How to complete this task: Pull each line with the string "accent" from the entries.

━━━━

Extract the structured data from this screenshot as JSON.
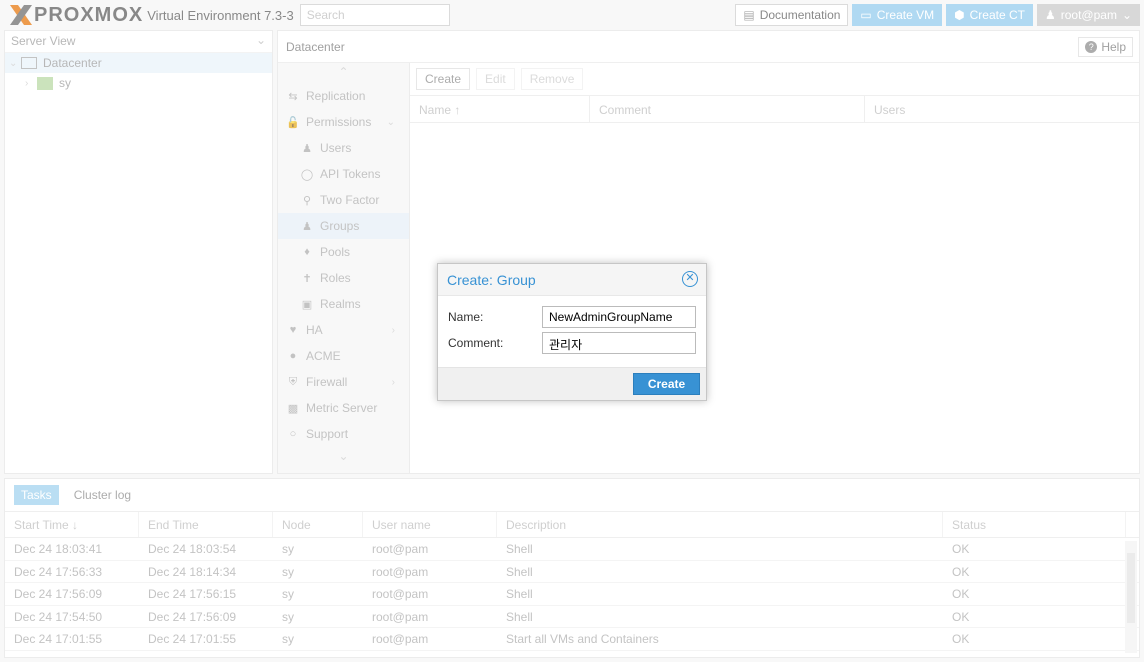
{
  "header": {
    "logo_text": "PROXMOX",
    "version": "Virtual Environment 7.3-3",
    "search_placeholder": "Search",
    "documentation": "Documentation",
    "create_vm": "Create VM",
    "create_ct": "Create CT",
    "user": "root@pam"
  },
  "tree": {
    "view": "Server View",
    "nodes": [
      {
        "label": "Datacenter"
      },
      {
        "label": "sy"
      }
    ]
  },
  "content": {
    "title": "Datacenter",
    "help": "Help"
  },
  "subnav": {
    "items": [
      {
        "label": "Replication",
        "icon": "replication-icon"
      },
      {
        "label": "Permissions",
        "icon": "unlock-icon"
      },
      {
        "label": "Users",
        "icon": "user-icon"
      },
      {
        "label": "API Tokens",
        "icon": "token-icon"
      },
      {
        "label": "Two Factor",
        "icon": "key-icon"
      },
      {
        "label": "Groups",
        "icon": "users-icon"
      },
      {
        "label": "Pools",
        "icon": "tags-icon"
      },
      {
        "label": "Roles",
        "icon": "male-icon"
      },
      {
        "label": "Realms",
        "icon": "realm-icon"
      },
      {
        "label": "HA",
        "icon": "heartbeat-icon"
      },
      {
        "label": "ACME",
        "icon": "certificate-icon"
      },
      {
        "label": "Firewall",
        "icon": "shield-icon"
      },
      {
        "label": "Metric Server",
        "icon": "bar-chart-icon"
      },
      {
        "label": "Support",
        "icon": "comments-icon"
      }
    ]
  },
  "toolbar": {
    "create": "Create",
    "edit": "Edit",
    "remove": "Remove"
  },
  "grid": {
    "columns": [
      "Name ↑",
      "Comment",
      "Users"
    ]
  },
  "dialog": {
    "title": "Create: Group",
    "name_label": "Name:",
    "name_value": "NewAdminGroupName",
    "comment_label": "Comment:",
    "comment_value": "관리자",
    "create_button": "Create"
  },
  "log": {
    "tabs": [
      "Tasks",
      "Cluster log"
    ],
    "columns": [
      "Start Time ↓",
      "End Time",
      "Node",
      "User name",
      "Description",
      "Status"
    ],
    "rows": [
      [
        "Dec 24 18:03:41",
        "Dec 24 18:03:54",
        "sy",
        "root@pam",
        "Shell",
        "OK"
      ],
      [
        "Dec 24 17:56:33",
        "Dec 24 18:14:34",
        "sy",
        "root@pam",
        "Shell",
        "OK"
      ],
      [
        "Dec 24 17:56:09",
        "Dec 24 17:56:15",
        "sy",
        "root@pam",
        "Shell",
        "OK"
      ],
      [
        "Dec 24 17:54:50",
        "Dec 24 17:56:09",
        "sy",
        "root@pam",
        "Shell",
        "OK"
      ],
      [
        "Dec 24 17:01:55",
        "Dec 24 17:01:55",
        "sy",
        "root@pam",
        "Start all VMs and Containers",
        "OK"
      ]
    ]
  }
}
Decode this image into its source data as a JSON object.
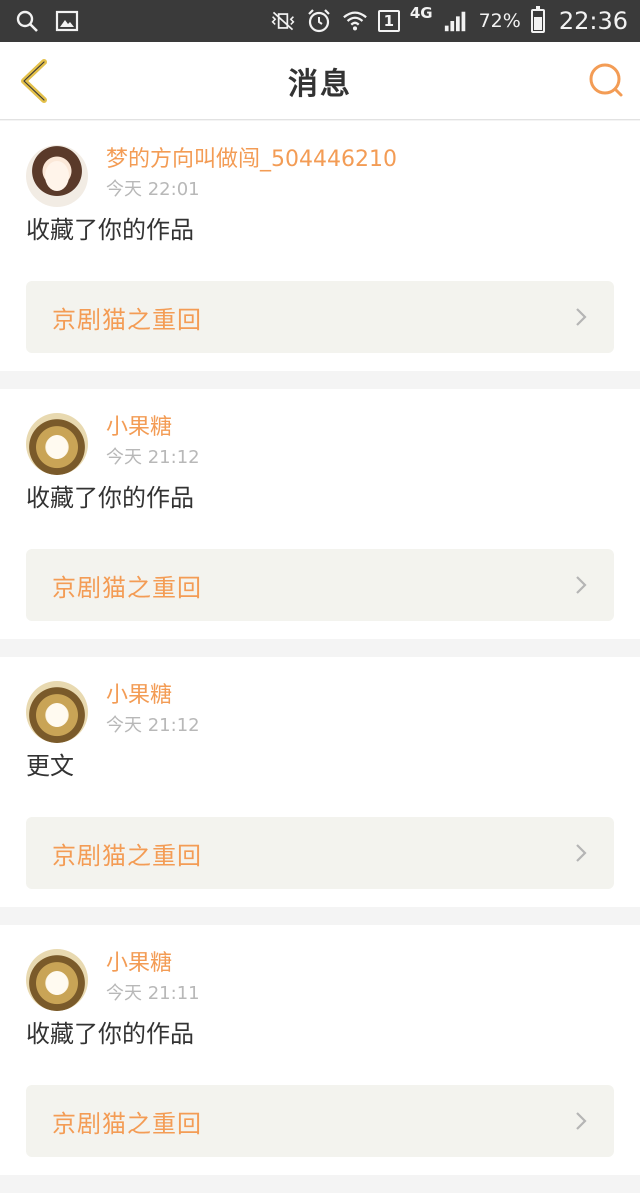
{
  "status_bar": {
    "sim_slot": "1",
    "network": "4G",
    "battery_percent": "72%",
    "time": "22:36"
  },
  "header": {
    "title": "消息"
  },
  "notifications": [
    {
      "username": "梦的方向叫做闯_504446210",
      "time": "今天 22:01",
      "action": "收藏了你的作品",
      "work_title": "京剧猫之重回"
    },
    {
      "username": "小果糖",
      "time": "今天 21:12",
      "action": "收藏了你的作品",
      "work_title": "京剧猫之重回"
    },
    {
      "username": "小果糖",
      "time": "今天 21:12",
      "action": "更文",
      "work_title": "京剧猫之重回"
    },
    {
      "username": "小果糖",
      "time": "今天 21:11",
      "action": "收藏了你的作品",
      "work_title": "京剧猫之重回"
    }
  ],
  "colors": {
    "accent": "#f39c55",
    "back_icon": "#e3c04a",
    "status_bar_bg": "#3a3a3a"
  },
  "icons": {
    "back": "chevron-left-icon",
    "search": "search-icon",
    "item_arrow": "chevron-right-icon"
  }
}
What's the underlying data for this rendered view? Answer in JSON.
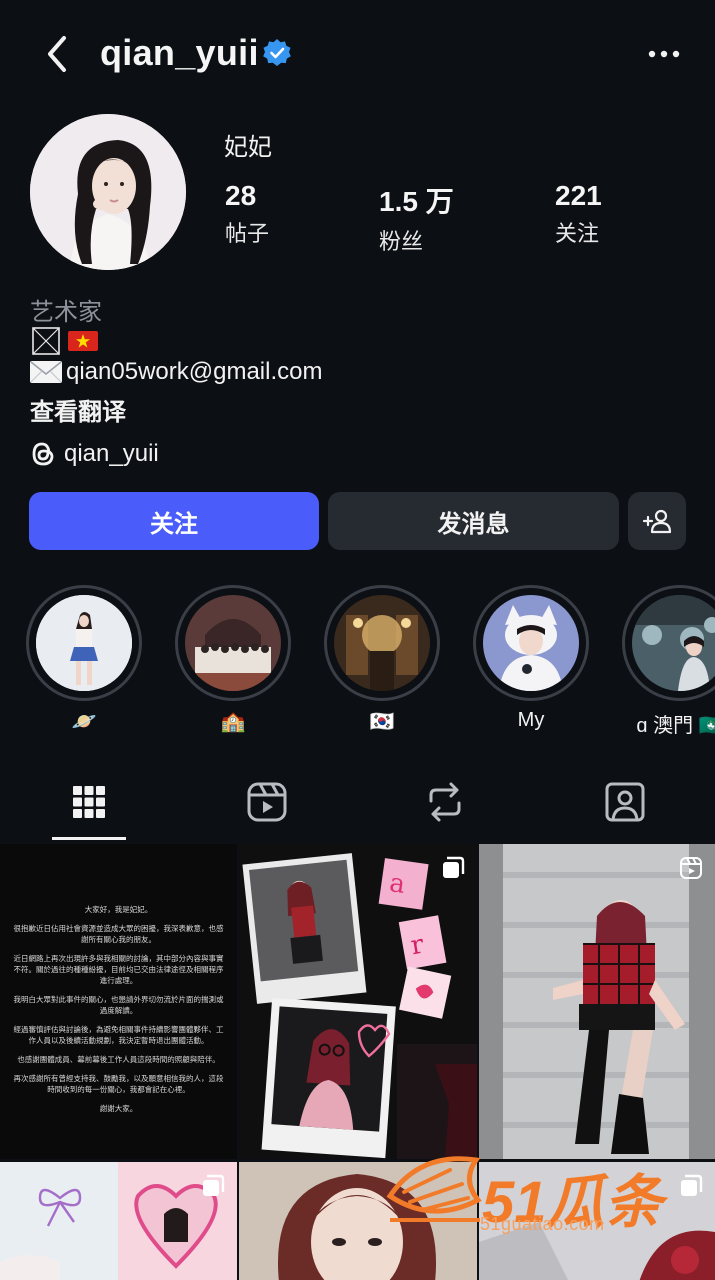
{
  "header": {
    "username": "qian_yuii",
    "verified": true
  },
  "profile": {
    "display_name": "妃妃",
    "stats": [
      {
        "value": "28",
        "label": "帖子"
      },
      {
        "value": "1.5 万",
        "label": "粉丝"
      },
      {
        "value": "221",
        "label": "关注"
      }
    ]
  },
  "bio": {
    "category": "艺术家",
    "email": "qian05work@gmail.com",
    "translate_link": "查看翻译",
    "threads_handle": "qian_yuii"
  },
  "actions": {
    "follow_label": "关注",
    "message_label": "发消息"
  },
  "highlights": [
    {
      "caption": "🪐",
      "bg": "#e8eef5",
      "accent": "#3f63b8"
    },
    {
      "caption": "🏫",
      "bg": "#5a3b3a",
      "accent": "#e9e2da"
    },
    {
      "caption": "🇰🇷",
      "bg": "#3a2a1d",
      "accent": "#d9b06a"
    },
    {
      "caption": "My",
      "bg": "#9aa7d6",
      "accent": "#ffffff"
    },
    {
      "caption": "ɑ 澳門 🇲🇴",
      "bg": "#4b5f68",
      "accent": "#9fb7bf"
    }
  ],
  "tabs": [
    {
      "name": "grid",
      "icon": "grid-icon",
      "active": true
    },
    {
      "name": "reels",
      "icon": "reels-icon",
      "active": false
    },
    {
      "name": "reposts",
      "icon": "repost-icon",
      "active": false
    },
    {
      "name": "tagged",
      "icon": "tagged-icon",
      "active": false
    }
  ],
  "posts": {
    "statement": [
      "大家好，我是妃妃。",
      "很抱歉近日佔用社會資源並造成大眾的困擾，我深表歉意，也感謝所有關心我的朋友。",
      "近日網路上再次出現許多與我相關的討論，其中部分內容與事實不符。關於過往的種種紛擾，目前均已交由法律途徑及相關程序進行處理。",
      "我明白大眾對此事件的關心，也懇請外界切勿流於片面的揣測或過度解讀。",
      "經過審慎評估與討論後，為避免相關事件持續影響團體夥伴、工作人員以及後續活動規劃，我決定暫時退出團體活動。",
      "也感謝團體成員、幕前幕後工作人員這段時間的照顧與陪伴。",
      "再次感謝所有曾經支持我、鼓勵我，以及願意相信我的人，這段時間收到的每一份關心，我都會記在心裡。",
      "謝謝大家。"
    ]
  },
  "watermark": {
    "brand": "51瓜条",
    "url": "51guatiao.com"
  },
  "colors": {
    "background": "#0c0f14",
    "primary_button": "#4a5dfa",
    "secondary_button": "#262a31",
    "verified": "#3797f0",
    "muted_text": "#8d929a"
  }
}
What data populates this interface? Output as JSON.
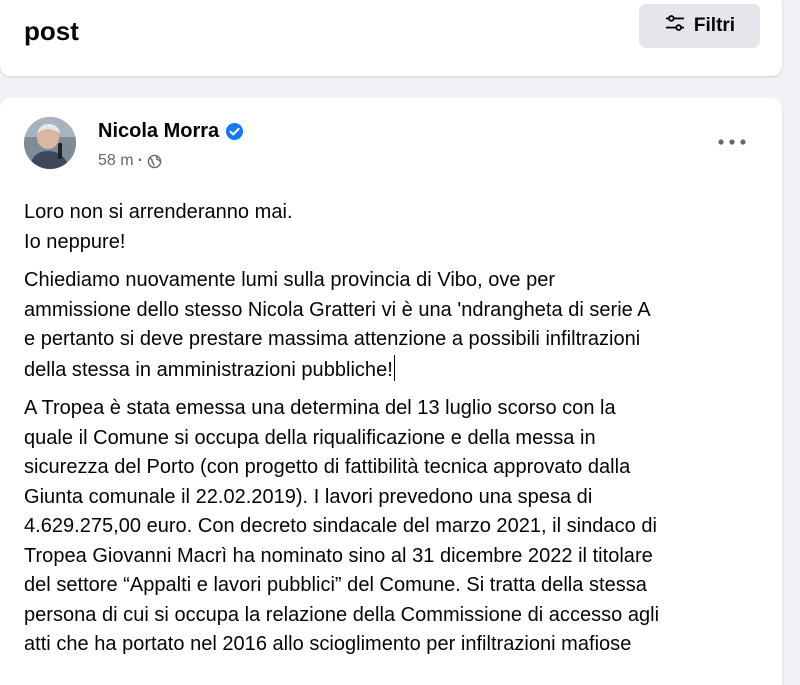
{
  "header": {
    "title": "post",
    "filter_label": "Filtri",
    "filter_icon": "sliders-icon"
  },
  "post": {
    "author": "Nicola Morra",
    "verified": true,
    "timestamp": "58 m",
    "separator": "·",
    "audience_icon": "globe-icon",
    "more_icon": "more-horizontal-icon",
    "paragraphs": [
      {
        "lines": [
          "Loro non si arrenderanno mai.",
          "Io neppure!"
        ]
      },
      {
        "lines": [
          "Chiediamo nuovamente lumi sulla provincia di Vibo, ove per",
          "ammissione dello stesso Nicola Gratteri vi è una 'ndrangheta di serie A",
          "e pertanto si deve prestare massima attenzione a possibili infiltrazioni",
          "della stessa in amministrazioni pubbliche!"
        ]
      },
      {
        "lines": [
          "A Tropea è stata emessa una determina del 13 luglio scorso con la",
          "quale il Comune si occupa della riqualificazione e della messa in",
          "sicurezza del Porto (con progetto di fattibilità tecnica approvato dalla",
          "Giunta comunale il 22.02.2019). I lavori prevedono una spesa di",
          "4.629.275,00 euro. Con decreto sindacale del marzo 2021, il sindaco di",
          "Tropea Giovanni Macrì ha nominato sino al 31 dicembre 2022 il titolare",
          "del settore “Appalti e lavori pubblici” del Comune. Si tratta della stessa",
          "persona di cui si occupa la relazione della Commissione di accesso agli",
          "atti che ha portato nel 2016 allo scioglimento per infiltrazioni mafiose"
        ]
      }
    ]
  },
  "colors": {
    "page_background": "#f0f2f5",
    "card_background": "#ffffff",
    "button_background": "#e4e6eb",
    "verified_blue": "#1877f2",
    "secondary_text": "#65676b"
  }
}
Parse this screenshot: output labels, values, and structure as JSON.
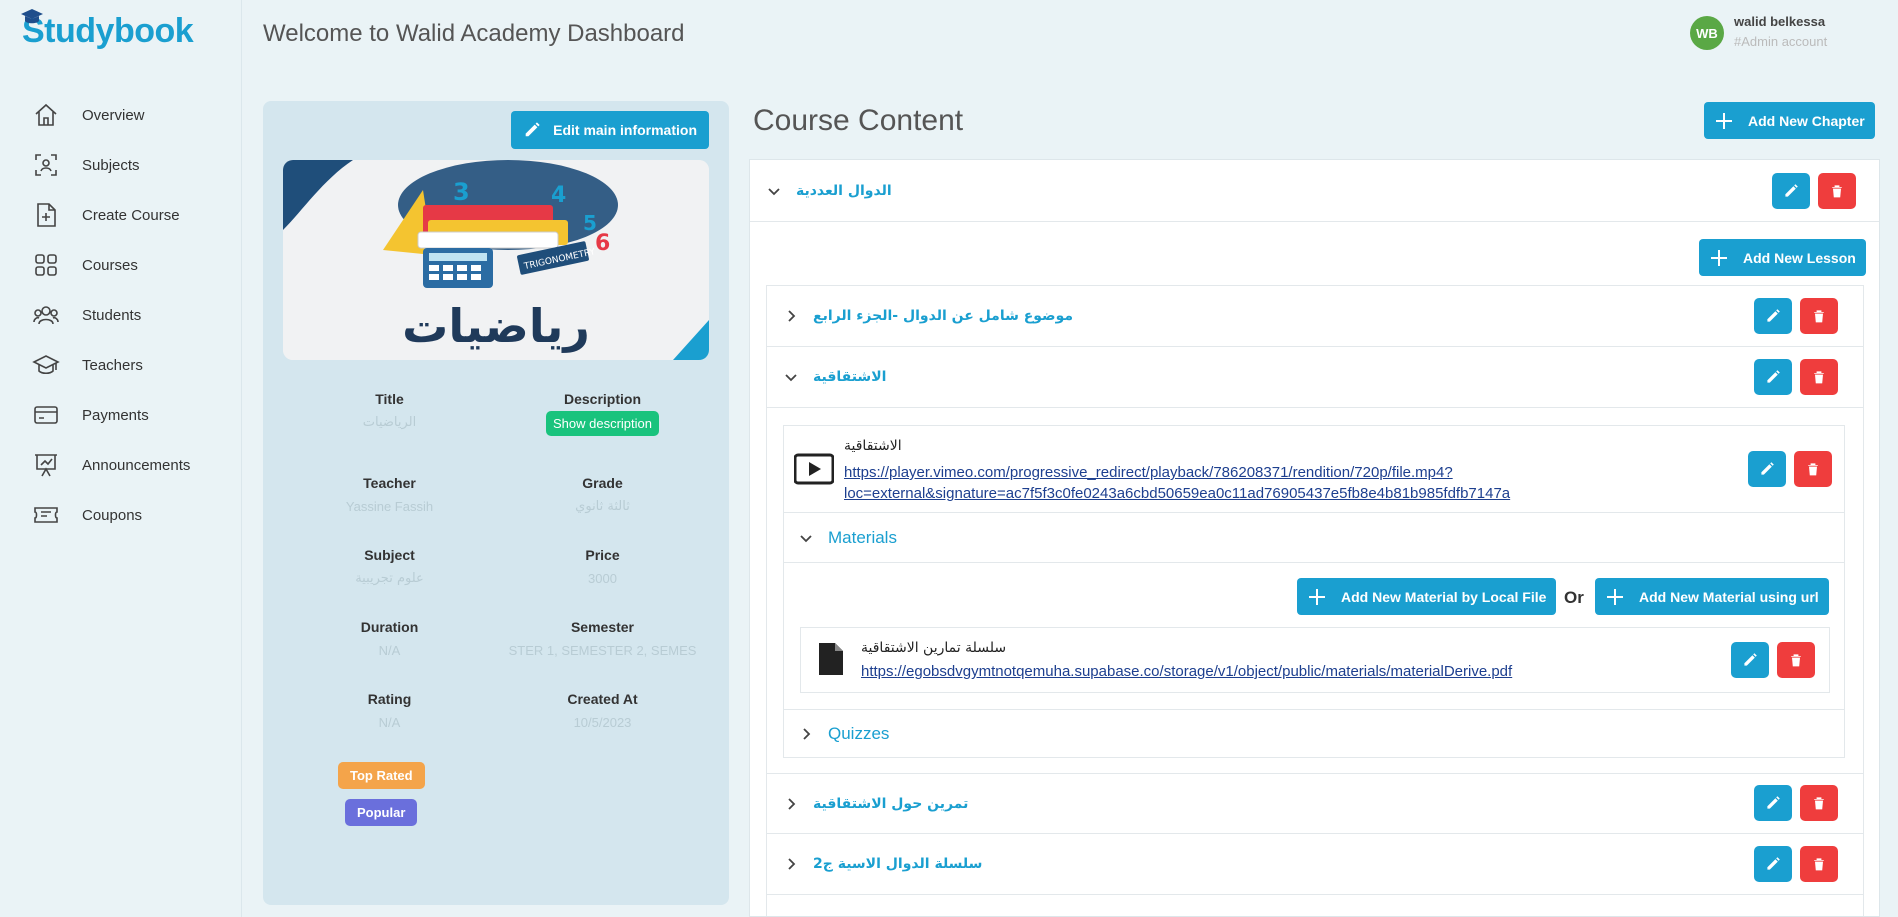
{
  "brand": {
    "name": "Studybook"
  },
  "header": {
    "title": "Welcome to Walid Academy Dashboard"
  },
  "user": {
    "initials": "WB",
    "name": "walid belkessa",
    "role": "#Admin account"
  },
  "sidebar": {
    "items": [
      {
        "label": "Overview",
        "icon": "home-icon"
      },
      {
        "label": "Subjects",
        "icon": "subjects-icon"
      },
      {
        "label": "Create Course",
        "icon": "file-plus-icon"
      },
      {
        "label": "Courses",
        "icon": "grid-icon"
      },
      {
        "label": "Students",
        "icon": "users-icon"
      },
      {
        "label": "Teachers",
        "icon": "graduation-cap-icon"
      },
      {
        "label": "Payments",
        "icon": "credit-card-icon"
      },
      {
        "label": "Announcements",
        "icon": "presentation-icon"
      },
      {
        "label": "Coupons",
        "icon": "ticket-icon"
      }
    ]
  },
  "course_info": {
    "edit_label": "Edit main information",
    "cover_text": "رياضيات",
    "cover_banner": "TRIGONOMETRY",
    "title_label": "Title",
    "title_value": "الرياضيات",
    "description_label": "Description",
    "show_description": "Show description",
    "teacher_label": "Teacher",
    "teacher_value": "Yassine Fassih",
    "grade_label": "Grade",
    "grade_value": "ثالثة ثانوي",
    "subject_label": "Subject",
    "subject_value": "علوم تجريبية",
    "price_label": "Price",
    "price_value": "3000",
    "duration_label": "Duration",
    "duration_value": "N/A",
    "semester_label": "Semester",
    "semester_value": "STER 1, SEMESTER 2, SEMES",
    "rating_label": "Rating",
    "rating_value": "N/A",
    "created_label": "Created At",
    "created_value": "10/5/2023",
    "badge_top": "Top Rated",
    "badge_popular": "Popular"
  },
  "content": {
    "title": "Course Content",
    "add_chapter": "Add New Chapter",
    "chapter_title": "الدوال العددية",
    "add_lesson": "Add New Lesson",
    "lessons": [
      "موضوع شامل عن الدوال -الجزء الرابع",
      "الاشتقاقية",
      "تمرين حول الاشتقاقية",
      "سلسلة الدوال الاسية ج2"
    ],
    "video_title": "الاشتقاقية",
    "video_url_1": "https://player.vimeo.com/progressive_redirect/playback/786208371/rendition/720p/file.mp4?",
    "video_url_2": "loc=external&signature=ac7f5f3c0fe0243a6cbd50659ea0c11ad76905437e5fb8e4b81b985fdfb7147a",
    "materials_label": "Materials",
    "add_material_local": "Add New Material by Local File",
    "or_label": "Or",
    "add_material_url": "Add New Material using url",
    "material_title": "سلسلة تمارين الاشتقاقية",
    "material_url": "https://egobsdvgymtnotqemuha.supabase.co/storage/v1/object/public/materials/materialDerive.pdf",
    "quizzes_label": "Quizzes"
  }
}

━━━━

Result for this task:
    "accent": "#f39c55",
      "accent": "#3f63b8"
      "accent": "#e9e2da"
      "accent": "#d9b06a"
      "accent": "#ffffff"
      "accent": "#9fb7bf"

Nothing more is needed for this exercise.